── DATA EXTRACTS ──
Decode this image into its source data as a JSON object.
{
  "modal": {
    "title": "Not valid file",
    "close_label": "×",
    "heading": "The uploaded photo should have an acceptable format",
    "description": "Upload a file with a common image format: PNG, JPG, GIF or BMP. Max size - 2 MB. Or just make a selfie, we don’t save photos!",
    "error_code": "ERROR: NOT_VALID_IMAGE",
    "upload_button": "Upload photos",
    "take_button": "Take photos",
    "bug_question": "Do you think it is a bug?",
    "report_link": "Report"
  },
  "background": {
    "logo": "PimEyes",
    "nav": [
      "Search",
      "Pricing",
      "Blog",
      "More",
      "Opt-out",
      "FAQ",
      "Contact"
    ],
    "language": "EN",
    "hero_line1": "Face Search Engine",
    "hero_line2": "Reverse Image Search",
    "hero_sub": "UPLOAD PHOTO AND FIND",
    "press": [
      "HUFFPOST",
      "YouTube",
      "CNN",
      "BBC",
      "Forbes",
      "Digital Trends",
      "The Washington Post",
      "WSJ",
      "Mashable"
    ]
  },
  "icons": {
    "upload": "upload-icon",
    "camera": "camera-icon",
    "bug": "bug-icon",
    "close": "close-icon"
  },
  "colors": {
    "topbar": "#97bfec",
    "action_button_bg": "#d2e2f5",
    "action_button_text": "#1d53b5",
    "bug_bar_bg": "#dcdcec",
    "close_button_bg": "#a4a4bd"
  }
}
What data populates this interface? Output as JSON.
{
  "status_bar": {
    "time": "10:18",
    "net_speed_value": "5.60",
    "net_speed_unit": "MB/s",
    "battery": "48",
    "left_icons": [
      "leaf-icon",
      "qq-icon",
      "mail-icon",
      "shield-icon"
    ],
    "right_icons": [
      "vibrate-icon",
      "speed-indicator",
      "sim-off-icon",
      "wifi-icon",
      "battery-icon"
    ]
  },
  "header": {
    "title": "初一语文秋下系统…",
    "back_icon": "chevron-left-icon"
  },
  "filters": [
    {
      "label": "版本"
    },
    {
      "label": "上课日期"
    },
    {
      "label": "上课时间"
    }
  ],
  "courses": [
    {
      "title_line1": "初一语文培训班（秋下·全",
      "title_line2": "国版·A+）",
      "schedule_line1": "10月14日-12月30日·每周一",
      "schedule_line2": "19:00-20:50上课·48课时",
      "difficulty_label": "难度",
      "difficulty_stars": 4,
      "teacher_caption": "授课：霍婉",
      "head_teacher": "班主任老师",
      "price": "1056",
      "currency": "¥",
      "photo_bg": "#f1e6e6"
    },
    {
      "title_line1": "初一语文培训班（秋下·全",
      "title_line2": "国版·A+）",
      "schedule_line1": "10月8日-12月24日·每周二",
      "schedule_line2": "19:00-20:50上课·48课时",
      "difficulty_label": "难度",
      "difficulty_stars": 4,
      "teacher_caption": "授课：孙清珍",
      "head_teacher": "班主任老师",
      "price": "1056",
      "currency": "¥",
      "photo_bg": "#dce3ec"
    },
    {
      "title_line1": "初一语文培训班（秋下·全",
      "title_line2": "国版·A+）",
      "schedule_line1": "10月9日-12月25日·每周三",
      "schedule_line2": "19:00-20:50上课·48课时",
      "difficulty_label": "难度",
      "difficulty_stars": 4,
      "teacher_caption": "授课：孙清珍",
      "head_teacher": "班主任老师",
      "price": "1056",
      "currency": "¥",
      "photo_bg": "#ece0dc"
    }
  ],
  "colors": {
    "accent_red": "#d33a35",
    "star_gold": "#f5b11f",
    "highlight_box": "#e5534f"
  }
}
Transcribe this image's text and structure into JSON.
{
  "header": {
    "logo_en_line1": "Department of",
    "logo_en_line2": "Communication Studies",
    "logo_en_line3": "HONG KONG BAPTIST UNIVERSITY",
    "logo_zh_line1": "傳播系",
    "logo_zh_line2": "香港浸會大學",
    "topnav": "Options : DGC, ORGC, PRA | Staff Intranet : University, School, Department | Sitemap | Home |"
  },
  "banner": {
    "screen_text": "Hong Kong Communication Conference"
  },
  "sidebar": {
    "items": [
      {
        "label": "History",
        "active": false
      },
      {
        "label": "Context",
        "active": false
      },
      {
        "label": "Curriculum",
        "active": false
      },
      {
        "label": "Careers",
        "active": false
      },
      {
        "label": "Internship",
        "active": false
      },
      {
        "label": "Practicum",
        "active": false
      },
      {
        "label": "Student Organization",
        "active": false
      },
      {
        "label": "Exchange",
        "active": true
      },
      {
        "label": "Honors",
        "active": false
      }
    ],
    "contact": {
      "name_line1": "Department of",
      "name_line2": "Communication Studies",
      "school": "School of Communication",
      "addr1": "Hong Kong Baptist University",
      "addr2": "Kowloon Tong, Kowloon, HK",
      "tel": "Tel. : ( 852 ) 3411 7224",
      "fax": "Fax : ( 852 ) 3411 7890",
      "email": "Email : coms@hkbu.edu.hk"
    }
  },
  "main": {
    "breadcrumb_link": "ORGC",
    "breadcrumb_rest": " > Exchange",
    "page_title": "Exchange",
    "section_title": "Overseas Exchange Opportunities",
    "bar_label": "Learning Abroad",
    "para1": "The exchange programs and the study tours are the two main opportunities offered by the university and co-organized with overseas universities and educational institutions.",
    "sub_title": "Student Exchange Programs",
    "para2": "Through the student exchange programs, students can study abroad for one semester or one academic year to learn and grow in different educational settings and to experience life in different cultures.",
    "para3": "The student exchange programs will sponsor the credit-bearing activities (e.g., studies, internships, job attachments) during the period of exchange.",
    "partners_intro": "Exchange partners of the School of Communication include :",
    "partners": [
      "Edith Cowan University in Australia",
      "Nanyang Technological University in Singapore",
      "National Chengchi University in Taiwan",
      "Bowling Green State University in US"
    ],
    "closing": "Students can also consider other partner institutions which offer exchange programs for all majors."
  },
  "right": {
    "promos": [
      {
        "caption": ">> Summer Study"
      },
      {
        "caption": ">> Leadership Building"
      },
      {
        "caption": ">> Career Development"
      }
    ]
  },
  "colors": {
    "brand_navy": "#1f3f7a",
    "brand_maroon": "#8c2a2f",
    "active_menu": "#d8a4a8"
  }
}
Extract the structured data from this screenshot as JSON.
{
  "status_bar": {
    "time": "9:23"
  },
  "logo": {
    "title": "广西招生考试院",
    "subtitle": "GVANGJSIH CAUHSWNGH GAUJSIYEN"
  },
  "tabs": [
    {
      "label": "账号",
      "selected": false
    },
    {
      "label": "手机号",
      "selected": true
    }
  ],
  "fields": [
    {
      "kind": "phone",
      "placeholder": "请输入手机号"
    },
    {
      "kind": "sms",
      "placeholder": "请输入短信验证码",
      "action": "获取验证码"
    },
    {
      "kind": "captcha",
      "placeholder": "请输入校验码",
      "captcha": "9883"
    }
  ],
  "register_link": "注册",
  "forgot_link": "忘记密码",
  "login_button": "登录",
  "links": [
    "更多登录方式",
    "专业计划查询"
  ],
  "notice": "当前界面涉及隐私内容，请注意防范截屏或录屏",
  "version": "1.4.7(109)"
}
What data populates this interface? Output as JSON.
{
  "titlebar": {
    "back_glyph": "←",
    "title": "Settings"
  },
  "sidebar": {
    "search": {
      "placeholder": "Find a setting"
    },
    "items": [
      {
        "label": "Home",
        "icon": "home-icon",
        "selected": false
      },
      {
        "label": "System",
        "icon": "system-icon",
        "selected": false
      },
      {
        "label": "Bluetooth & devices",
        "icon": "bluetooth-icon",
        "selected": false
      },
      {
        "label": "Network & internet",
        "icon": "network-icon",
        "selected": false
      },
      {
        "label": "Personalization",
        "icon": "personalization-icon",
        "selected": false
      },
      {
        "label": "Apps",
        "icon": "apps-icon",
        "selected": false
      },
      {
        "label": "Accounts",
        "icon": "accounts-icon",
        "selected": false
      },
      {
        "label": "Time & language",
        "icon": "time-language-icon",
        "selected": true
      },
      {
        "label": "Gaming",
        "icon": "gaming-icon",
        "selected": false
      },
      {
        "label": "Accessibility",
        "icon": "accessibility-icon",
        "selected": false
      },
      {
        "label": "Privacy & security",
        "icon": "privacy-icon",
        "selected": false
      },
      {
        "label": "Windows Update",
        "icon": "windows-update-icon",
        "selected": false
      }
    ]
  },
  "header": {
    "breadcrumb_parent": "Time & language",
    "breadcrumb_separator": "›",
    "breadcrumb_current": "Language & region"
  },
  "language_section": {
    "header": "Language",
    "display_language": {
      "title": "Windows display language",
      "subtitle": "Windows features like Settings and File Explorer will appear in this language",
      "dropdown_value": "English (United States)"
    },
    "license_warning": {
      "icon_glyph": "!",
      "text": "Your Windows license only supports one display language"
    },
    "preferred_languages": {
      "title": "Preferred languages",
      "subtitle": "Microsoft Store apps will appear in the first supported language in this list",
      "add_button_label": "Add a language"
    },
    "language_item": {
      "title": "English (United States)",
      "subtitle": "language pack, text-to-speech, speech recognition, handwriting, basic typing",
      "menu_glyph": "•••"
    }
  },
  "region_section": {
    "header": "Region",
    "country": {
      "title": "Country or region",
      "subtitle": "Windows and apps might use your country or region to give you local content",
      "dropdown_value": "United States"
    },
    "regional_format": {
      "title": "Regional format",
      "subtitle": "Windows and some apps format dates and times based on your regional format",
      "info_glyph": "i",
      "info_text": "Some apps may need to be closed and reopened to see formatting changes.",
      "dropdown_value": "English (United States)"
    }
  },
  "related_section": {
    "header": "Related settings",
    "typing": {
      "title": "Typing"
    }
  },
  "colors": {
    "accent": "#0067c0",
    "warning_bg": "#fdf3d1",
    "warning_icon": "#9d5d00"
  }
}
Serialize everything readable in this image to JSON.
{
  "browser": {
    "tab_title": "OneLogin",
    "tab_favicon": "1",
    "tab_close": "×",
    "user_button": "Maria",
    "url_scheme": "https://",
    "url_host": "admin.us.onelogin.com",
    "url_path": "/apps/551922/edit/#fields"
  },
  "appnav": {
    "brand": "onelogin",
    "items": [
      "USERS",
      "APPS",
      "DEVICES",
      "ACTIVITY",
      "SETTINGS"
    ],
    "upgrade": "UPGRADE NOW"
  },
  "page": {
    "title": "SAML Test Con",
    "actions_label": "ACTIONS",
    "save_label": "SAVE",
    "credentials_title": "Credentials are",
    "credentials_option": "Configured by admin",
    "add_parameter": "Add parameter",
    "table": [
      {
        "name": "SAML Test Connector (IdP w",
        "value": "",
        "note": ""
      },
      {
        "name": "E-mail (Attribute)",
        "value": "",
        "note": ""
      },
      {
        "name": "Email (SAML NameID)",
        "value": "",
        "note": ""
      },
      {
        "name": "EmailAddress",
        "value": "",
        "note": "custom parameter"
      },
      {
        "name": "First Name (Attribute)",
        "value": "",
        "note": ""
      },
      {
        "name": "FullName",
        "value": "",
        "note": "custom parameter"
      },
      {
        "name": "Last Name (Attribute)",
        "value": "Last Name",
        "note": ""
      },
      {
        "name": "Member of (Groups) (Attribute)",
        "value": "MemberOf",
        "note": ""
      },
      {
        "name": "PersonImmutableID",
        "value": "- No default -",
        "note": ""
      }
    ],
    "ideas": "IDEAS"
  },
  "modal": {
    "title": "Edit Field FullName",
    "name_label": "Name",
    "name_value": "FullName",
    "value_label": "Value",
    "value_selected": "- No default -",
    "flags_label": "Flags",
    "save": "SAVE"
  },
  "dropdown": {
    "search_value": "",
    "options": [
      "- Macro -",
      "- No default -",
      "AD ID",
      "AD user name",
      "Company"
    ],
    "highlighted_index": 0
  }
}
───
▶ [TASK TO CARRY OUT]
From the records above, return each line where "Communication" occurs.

▶ [RESULT BELOW]
    "logo_en_line2": "Communication Studies",
    "screen_text": "Hong Kong Communication Conference"
      "name_line2": "Communication Studies",
      "school": "School of Communication",
    "partners_intro": "Exchange partners of the School of Communication include :",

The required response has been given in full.